As hospitals seek to capitalize on the advantages of centralized patient documentation, health directors are faced with operational and budgetary challenges hindering their ability to provide care.
In what may seem at first to be a great resource for patient tracking, a centralized information system may not provide all the functionality of core local systems, such as obstetrics charting systems. Directors are faced with the challenge of finding a way to interface the systems or losing the functionality of the local system.
Regional health information organization (RHIO), electronic medical record (EMR) and electronic health record (EHR) initiatives add to these interfacing requirements with their directives to share data. It is in this gap that niche providers have invested the research to devise tailored approaches to integrating EHRs.
Labor, delivery and dollars
For example, labor and delivery (L&D) units have struggled to overcome the belief that it is not possible to easily extract data from their local systems. Traditionally, these systems have been islands of information within hospitals and sometimes go unnoticed by the IT department. Considering that L&D is usually not a profit center, it becomes a target for hospitals to demand the "interface or change" ultimatum.
The best solution to this rising obstacle is technology that can extract data and interface with internal and external systems. This would open options that could address many past problems. First, if the data were accessible, it could be interfaced to the central hospital information system without replacing the existing obstetric electronic charting system. This could amount to more than $500,000 of savings in areas such as training, hardware and infrastructure changes. It would also allow the L&D staff to retain the functionality inherent in their systems.
Second, the data could be leveraged via other interfaces to streamline patient care from pre-admission through discharge. L&D departments could create closed-loop systems that include labs, pharmaceuticals, and NICU to allow the tracking of complete mother-baby outcomes. Tying these systems together would allow nurses to have single-point data entry, which reduces the administrative nightmare of entering data into, and reconciling with, multiple systems.
Third, beyond cost reductions there lies the potential to increase revenues by building direct interfaces to the hospital billing systems. By automating this paper-based process, the hospital gains the cost savings mentioned above, but it also has the opportunity to add system functionality to help identify items not charged properly, tracked properly or missed altogether. For example, nurses could receive an e-mail from the interface system asking if the user meant to indicate a VBAC on the chart of a patient who had just delivered vaginally, but had also indicated a prior C-Section.

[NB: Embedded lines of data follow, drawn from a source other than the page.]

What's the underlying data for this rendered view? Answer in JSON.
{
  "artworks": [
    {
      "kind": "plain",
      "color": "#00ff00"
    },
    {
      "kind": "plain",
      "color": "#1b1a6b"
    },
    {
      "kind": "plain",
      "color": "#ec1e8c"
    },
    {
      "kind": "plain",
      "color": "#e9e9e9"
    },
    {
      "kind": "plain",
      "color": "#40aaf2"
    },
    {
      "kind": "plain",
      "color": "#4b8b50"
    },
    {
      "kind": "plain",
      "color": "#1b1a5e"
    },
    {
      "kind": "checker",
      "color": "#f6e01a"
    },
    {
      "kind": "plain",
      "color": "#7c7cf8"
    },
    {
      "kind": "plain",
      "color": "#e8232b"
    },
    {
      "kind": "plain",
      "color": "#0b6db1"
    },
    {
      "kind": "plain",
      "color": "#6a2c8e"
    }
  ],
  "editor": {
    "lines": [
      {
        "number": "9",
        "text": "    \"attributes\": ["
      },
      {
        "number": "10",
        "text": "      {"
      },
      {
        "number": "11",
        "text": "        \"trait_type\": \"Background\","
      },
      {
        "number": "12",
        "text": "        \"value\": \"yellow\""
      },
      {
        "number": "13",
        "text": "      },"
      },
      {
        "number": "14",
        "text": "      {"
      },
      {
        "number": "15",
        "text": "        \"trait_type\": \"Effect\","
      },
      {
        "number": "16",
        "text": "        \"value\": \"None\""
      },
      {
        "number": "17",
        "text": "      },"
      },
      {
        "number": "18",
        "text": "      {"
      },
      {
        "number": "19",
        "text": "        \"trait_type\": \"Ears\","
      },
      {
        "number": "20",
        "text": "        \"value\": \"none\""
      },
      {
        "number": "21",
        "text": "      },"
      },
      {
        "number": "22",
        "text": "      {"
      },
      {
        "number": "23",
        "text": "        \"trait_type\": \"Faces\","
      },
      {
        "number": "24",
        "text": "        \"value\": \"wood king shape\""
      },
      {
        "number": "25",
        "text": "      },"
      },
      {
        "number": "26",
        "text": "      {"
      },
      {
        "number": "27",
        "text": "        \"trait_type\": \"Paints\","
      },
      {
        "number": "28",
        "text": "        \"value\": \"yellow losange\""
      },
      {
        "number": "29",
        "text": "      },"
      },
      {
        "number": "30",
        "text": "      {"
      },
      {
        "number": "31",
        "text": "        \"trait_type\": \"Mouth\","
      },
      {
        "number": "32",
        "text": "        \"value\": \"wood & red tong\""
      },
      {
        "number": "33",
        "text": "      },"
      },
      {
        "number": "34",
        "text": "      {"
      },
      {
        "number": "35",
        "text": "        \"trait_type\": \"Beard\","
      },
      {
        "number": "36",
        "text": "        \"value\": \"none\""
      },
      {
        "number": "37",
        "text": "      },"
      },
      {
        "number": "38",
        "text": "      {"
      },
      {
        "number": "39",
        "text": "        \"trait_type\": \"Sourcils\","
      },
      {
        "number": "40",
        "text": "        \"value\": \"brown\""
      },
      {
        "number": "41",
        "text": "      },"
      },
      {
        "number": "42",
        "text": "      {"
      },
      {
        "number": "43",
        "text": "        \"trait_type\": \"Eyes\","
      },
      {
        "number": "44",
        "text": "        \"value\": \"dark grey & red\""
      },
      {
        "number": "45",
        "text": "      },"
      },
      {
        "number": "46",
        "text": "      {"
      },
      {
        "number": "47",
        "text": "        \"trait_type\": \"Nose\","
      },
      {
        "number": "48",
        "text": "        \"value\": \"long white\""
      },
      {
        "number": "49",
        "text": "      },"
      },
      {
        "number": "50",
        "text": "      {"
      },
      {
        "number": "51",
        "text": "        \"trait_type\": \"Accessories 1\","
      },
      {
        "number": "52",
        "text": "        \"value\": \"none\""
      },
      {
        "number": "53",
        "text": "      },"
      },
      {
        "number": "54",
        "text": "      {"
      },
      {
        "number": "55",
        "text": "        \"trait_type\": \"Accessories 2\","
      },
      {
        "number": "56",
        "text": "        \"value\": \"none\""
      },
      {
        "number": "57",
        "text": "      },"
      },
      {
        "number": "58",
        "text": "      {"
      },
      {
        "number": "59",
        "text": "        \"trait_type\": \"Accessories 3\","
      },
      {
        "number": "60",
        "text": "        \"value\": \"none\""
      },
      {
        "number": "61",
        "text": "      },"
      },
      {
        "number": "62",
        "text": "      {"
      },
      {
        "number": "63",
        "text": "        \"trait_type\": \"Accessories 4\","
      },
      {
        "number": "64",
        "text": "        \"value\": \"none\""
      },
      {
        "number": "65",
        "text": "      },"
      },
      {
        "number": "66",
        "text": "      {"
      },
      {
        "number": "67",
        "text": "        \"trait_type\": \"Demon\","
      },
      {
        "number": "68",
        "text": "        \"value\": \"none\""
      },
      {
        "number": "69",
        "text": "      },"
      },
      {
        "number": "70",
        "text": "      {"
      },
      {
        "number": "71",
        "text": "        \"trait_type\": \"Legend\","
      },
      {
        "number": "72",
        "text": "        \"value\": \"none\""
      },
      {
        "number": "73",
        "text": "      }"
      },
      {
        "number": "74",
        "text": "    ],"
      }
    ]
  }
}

Are these interfaces possible?
The good news is that these interfaces are being built today but not by the major healthcare vendors. Because of the difficulty in extracting data and the historical lack of profitability within L&D units, the big players largely ignored this area. The L&D system vendors may occasionally get involved with these interfaces; however, their main focus is to build the functional robustness and technical compliance of their core systems.
It is the smaller, boutique companies specializing in this area that have taken new approaches to the technical problems faced by L&D departments. Already, early users have proven that extracting this data is possible at reasonable costs.